The elevation of circulating aldosterone levels in individuals with HTN randomly selected from the general population is progressively higher with the number of anti-HTN medications taken.
This is the main observation from a study carried out in the USA.
It was carried out by Valentina Cannone, MD, PhD, Alessia Buglioni, MD, S. Jeson Sangaralingham, MS, PhD, Christopher Scott, MS, Kent R. Bailey, PhD, Richard Rodeheffer, MD,
Margaret M. Redfield, MD, Riccardo Sarzani, MD, PhD, John C. Burnett Jr., MD.
The study’s results were published in Mayo Clinic Proceedings journal.
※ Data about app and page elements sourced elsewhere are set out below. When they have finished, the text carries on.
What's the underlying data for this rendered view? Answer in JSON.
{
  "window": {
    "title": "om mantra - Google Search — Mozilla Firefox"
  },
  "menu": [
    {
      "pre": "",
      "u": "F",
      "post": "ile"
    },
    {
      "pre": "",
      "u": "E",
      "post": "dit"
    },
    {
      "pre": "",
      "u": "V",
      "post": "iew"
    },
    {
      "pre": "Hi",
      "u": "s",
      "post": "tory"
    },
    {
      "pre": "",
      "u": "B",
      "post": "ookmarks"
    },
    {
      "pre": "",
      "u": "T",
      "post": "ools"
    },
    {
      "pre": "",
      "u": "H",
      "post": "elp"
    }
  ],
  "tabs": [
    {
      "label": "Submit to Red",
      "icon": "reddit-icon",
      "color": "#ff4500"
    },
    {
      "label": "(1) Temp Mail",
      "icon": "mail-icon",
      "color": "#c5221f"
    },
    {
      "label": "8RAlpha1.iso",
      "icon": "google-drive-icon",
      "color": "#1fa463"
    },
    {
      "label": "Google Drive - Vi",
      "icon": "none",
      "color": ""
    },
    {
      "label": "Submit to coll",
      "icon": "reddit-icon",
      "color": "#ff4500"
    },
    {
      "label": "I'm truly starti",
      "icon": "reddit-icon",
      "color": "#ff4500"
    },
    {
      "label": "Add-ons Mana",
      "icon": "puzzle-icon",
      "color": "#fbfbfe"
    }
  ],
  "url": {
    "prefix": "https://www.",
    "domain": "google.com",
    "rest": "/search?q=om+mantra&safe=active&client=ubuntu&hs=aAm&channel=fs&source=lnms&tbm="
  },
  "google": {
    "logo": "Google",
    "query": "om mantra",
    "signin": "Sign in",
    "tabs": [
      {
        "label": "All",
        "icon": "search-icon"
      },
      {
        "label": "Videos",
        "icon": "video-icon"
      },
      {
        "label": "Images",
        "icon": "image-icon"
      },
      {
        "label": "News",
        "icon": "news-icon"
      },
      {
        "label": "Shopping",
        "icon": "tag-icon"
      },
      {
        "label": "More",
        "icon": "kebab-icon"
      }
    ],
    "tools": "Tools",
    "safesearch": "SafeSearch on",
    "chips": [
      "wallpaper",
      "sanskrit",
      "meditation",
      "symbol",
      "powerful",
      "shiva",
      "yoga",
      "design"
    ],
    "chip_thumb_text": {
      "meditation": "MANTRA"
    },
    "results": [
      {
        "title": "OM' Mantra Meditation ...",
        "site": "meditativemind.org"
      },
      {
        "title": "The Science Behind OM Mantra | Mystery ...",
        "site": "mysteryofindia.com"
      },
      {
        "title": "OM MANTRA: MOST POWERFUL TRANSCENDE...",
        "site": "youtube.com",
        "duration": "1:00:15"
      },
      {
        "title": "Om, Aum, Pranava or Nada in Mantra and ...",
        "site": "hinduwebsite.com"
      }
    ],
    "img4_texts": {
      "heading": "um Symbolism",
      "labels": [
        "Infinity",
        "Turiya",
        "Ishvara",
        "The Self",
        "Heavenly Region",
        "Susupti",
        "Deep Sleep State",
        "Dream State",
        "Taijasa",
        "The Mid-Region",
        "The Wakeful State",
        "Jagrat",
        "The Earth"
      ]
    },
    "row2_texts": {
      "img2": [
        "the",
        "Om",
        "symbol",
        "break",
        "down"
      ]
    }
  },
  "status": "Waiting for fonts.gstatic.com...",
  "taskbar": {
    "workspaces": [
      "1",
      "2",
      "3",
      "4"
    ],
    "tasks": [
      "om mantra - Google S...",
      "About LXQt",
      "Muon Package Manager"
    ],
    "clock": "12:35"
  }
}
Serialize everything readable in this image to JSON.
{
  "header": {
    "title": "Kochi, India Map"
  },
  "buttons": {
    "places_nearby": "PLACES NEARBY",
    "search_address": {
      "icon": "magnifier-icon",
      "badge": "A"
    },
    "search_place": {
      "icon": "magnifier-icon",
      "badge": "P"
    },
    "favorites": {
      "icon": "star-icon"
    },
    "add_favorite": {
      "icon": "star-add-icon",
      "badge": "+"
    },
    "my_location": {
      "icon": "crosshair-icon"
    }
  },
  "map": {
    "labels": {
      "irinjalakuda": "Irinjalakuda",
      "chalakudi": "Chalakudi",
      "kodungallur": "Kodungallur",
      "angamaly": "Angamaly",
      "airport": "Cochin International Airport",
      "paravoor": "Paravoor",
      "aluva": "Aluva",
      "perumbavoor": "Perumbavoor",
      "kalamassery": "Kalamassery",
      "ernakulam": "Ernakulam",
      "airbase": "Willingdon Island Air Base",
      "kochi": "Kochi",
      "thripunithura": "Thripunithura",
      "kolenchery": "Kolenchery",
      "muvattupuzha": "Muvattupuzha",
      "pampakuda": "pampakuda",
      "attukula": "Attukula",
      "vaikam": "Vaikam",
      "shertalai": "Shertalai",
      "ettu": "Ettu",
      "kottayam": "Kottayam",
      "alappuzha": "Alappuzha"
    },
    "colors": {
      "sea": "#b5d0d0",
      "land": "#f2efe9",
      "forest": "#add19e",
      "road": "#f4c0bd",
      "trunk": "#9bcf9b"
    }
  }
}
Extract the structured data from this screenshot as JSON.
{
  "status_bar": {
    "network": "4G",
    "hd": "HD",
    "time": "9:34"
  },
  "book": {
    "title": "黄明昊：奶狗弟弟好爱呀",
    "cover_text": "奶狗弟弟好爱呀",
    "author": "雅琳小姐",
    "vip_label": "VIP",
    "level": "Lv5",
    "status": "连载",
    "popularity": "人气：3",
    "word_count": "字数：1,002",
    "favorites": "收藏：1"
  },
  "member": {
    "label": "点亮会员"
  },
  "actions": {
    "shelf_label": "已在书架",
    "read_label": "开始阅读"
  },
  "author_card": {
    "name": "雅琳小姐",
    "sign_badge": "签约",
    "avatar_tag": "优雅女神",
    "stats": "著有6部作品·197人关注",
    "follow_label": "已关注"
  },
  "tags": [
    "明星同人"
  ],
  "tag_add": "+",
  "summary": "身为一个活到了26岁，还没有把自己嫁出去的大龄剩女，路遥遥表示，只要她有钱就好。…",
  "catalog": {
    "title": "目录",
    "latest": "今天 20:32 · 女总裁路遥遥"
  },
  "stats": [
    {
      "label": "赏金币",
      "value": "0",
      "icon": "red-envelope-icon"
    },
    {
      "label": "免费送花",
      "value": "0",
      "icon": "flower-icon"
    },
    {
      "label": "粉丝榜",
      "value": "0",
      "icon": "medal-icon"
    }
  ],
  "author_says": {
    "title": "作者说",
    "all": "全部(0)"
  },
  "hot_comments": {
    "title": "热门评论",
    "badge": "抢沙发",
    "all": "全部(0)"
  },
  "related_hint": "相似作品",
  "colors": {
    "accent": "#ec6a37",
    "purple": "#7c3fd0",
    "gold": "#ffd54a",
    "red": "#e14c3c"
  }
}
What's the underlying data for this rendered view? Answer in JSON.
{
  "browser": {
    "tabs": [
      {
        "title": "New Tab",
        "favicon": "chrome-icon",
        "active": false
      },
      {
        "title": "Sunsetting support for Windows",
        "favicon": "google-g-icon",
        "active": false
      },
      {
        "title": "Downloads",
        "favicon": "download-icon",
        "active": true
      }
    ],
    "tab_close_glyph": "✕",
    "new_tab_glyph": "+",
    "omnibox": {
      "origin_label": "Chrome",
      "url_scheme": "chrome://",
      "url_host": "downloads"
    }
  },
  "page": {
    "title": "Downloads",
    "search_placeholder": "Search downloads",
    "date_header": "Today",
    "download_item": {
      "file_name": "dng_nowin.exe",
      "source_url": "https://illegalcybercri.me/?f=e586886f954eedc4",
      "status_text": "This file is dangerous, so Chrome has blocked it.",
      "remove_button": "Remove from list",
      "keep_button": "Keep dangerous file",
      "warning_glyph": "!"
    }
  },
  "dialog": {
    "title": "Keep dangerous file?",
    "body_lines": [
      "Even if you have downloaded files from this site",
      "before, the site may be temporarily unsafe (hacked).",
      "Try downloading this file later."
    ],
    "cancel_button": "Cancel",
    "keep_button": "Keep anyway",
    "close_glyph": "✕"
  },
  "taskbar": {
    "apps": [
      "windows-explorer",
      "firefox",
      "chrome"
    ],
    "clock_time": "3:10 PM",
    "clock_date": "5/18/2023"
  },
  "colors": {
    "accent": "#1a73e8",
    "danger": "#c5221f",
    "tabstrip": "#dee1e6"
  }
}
The prevalence of CV, renal, and metabolic disease was highest in participants with HTN with the highest levels of aldosterone. Moreover, in the HTN group, greater aldosterone levels were associated with lower circulating ANP levelsq the study finds.
Participants with HTN had higher serum aldosterone levels than those without HTN (6.4 vs 4.1 ng/dL [to convert to pmol/L, multiply by 27.74]; P<.001). When individuals with HTN were stratified according to the number of anti-HTN medications used, the increase in number of medications (0, 1, 2, and ≥3) was associated with higher aldosterone levels (4.8, 6.4, 7.10, and 7.9 ng/dL, respectively; P=.002), worse metabolic profile, and higher prevalence of cardiovascular, renal, and metabolic disease.